Records for processing>

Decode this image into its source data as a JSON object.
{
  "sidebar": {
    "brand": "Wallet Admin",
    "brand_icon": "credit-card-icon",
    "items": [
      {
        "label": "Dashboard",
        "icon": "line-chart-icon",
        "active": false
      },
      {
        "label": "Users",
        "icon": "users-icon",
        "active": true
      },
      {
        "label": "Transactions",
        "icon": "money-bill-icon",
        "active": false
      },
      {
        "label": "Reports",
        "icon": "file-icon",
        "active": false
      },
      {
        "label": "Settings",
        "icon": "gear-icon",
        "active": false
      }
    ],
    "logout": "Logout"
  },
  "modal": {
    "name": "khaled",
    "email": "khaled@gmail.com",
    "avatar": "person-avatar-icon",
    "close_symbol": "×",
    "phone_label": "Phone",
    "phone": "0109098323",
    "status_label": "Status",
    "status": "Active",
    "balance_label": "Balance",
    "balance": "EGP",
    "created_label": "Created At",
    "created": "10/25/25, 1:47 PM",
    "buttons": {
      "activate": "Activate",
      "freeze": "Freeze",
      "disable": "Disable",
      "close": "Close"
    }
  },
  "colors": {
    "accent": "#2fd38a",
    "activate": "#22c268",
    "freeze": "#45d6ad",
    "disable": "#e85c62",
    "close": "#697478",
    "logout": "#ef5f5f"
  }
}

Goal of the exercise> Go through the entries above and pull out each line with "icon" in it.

Completed exercise>
    "brand_icon": "credit-card-icon",
        "icon": "line-chart-icon",
        "icon": "users-icon",
        "icon": "money-bill-icon",
        "icon": "file-icon",
        "icon": "gear-icon",
    "avatar": "person-avatar-icon",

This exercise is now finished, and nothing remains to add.